Computed Tomography
2017
Completed Phase 2
~2710
Ipilimumab
2014
Completed Phase 3
~2690
Magnetic Resonance Imaging
2017
Completed Phase 3
~1250
Nab-paclitaxel
2014
Completed Phase 3
~2030
Nivolumab
2014
Completed Phase 3
~4800
Paclitaxel
2011
Completed Phase 4
~5380
Pembrolizumab
2017
Completed Phase 3
~2070
Pemetrexed
2014
Completed Phase 3
~5250
Stereotactic Body Radiation Therapy
2019
Completed Phase 2
~770

Find a Location

Who is running the clinical trial?
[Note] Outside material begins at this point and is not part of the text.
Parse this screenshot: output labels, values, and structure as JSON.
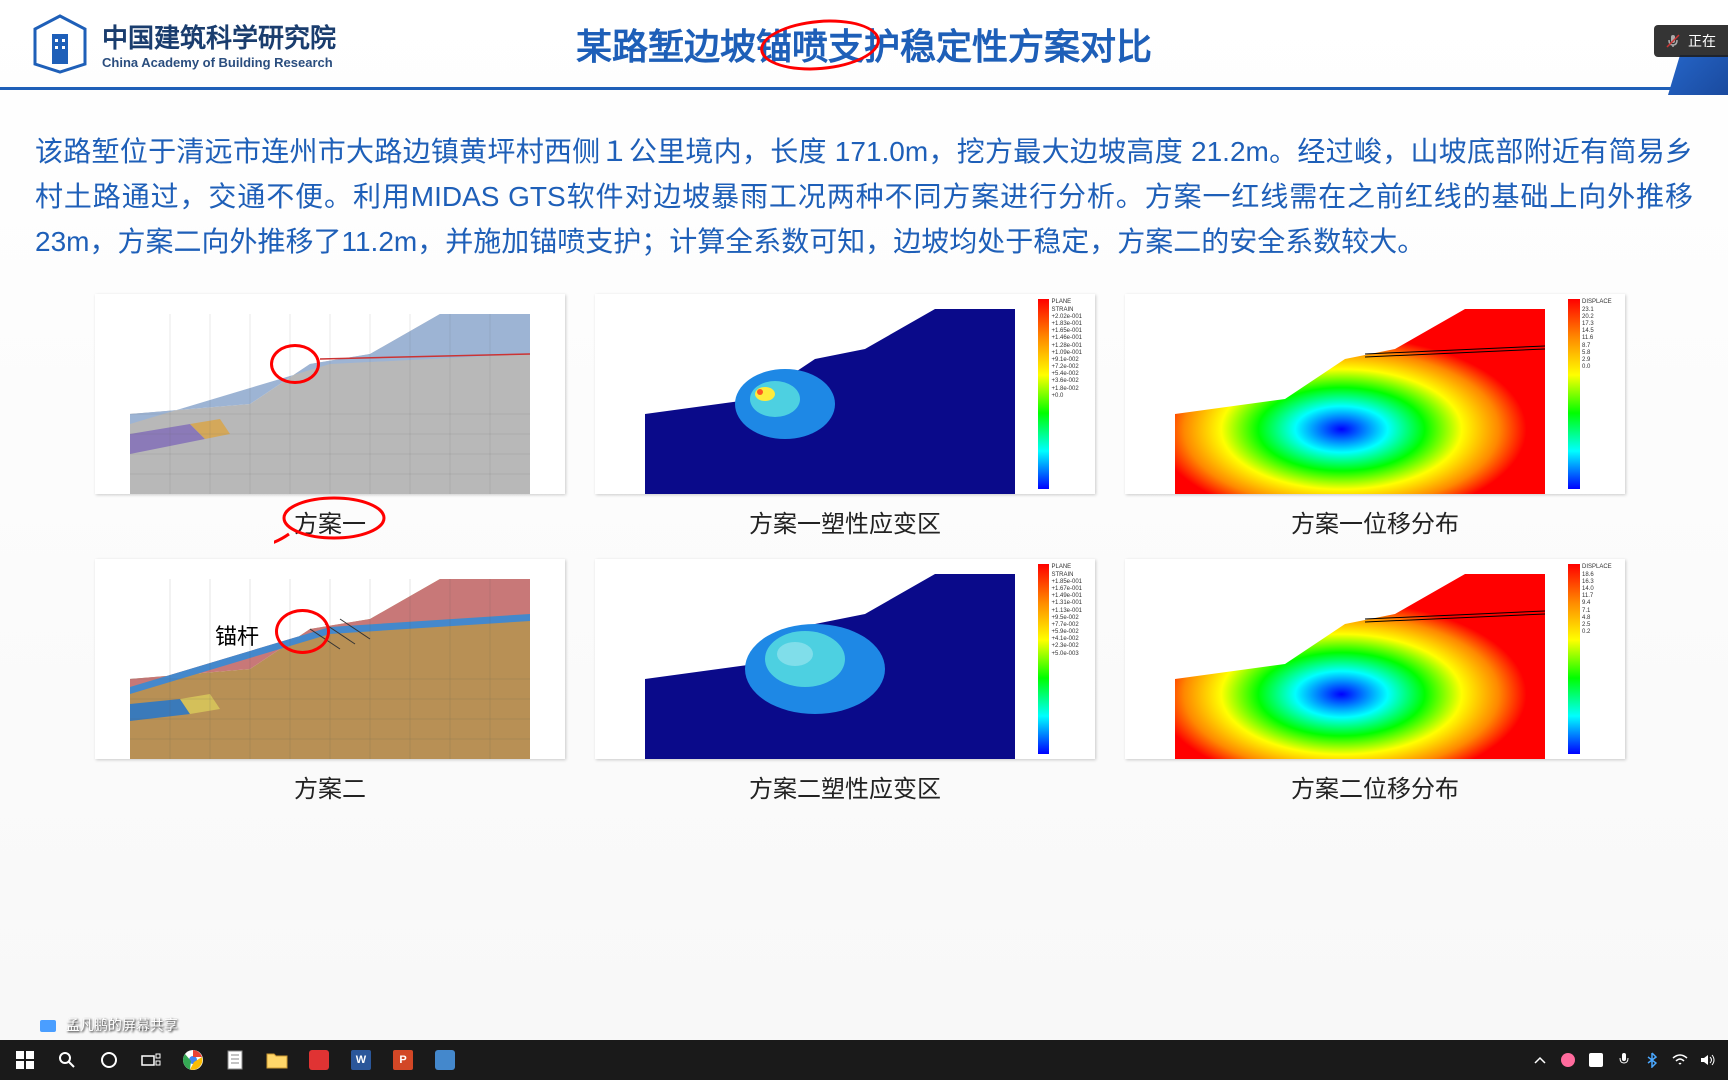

National Cancer Institute (NCI)Lead Sponsor
13,584 Previous Clinical Trials
41,239,691 Total Patients Enrolled
Steven E SchildPrincipal InvestigatorAlliance for Clinical Trials in Oncology
1 Previous Clinical Trials
18 Total Patients Enrolled

Media Library

Carboplatin (Platinum-containing Compound) Clinical Trial Eligibility Overview. Trial Name: NCT04929041 — Phase 2 & 3
Lung Carcinoma Research Study Groups: Arm B (immunotherapy, +/- chemotherapy, SBRT), Arm A (immunotherapy, +/- chemotherapy)
Lung Carcinoma Clinical Trial 2023: Carboplatin Highlights & Side Effects. Trial Name: NCT04929041 — Phase 2 & 3
Carboplatin (Platinum-containing Compound) 2023 Treatment Timeline for Medical Study. Trial Name: NCT04929041 — Phase 2 & 3

Frequently Asked Questions

These questions and answers are submitted by anonymous patients, and have not been verified by our internal team.

Are patients currently being recruited for participation in this research?

"This study is currently looking for candidates, according to clinicaltrials.gov. The trial was first posted on December 21st, 2021 and was last edited on November 8th, 2022."

Answered by AI

What are the most recent findings on Stereotactic Body Radiation Therapy?

"City of Hope Comprehensive Cancer Center first used Stereotactic Body Radiation Therapy in 1997 and, since then, there have been 2508 completed trials. 2837 studies are still ongoing with a large portion taking place in Truckee, California."

Answered by AI

How many individuals are currently enrolled in this experiment?

"One hundred volunteers are required to enroll in this study. These participants must meet the pre-determined inclusion criteria. people from Gene Upshaw Memorial Tahoe Forest Cancer Center in Truckee, California and IHA Hematology Oncology Consultants-Canton in Canton, Michigan can participate in this trial."

Answered by AI

What types of cancer does Stereotactic Body Radiation Therapy typically target?

"Stereotactic Body Radiation Therapy not only offers treatment to those with metastatic cutaneous squamous cell carcinoma, but also patients suffering from melanoma, neoplasm metastasis and metastatic hepatocellular carcinoma."

Answered by AI

At how many research facilities is this experiment being conducted?

"There are 79 clinical trial sites for this research study, with 3 being Gene Upshaw Memorial Tahoe Forest Cancer Center in Truckee, California, IHA Hematology Oncology Consultants-Canton in Canton, Michigan and Fremont - Rideout Cancer Center in Marysville, New york."

Answered by AI
~285 spots leftby Dec 2027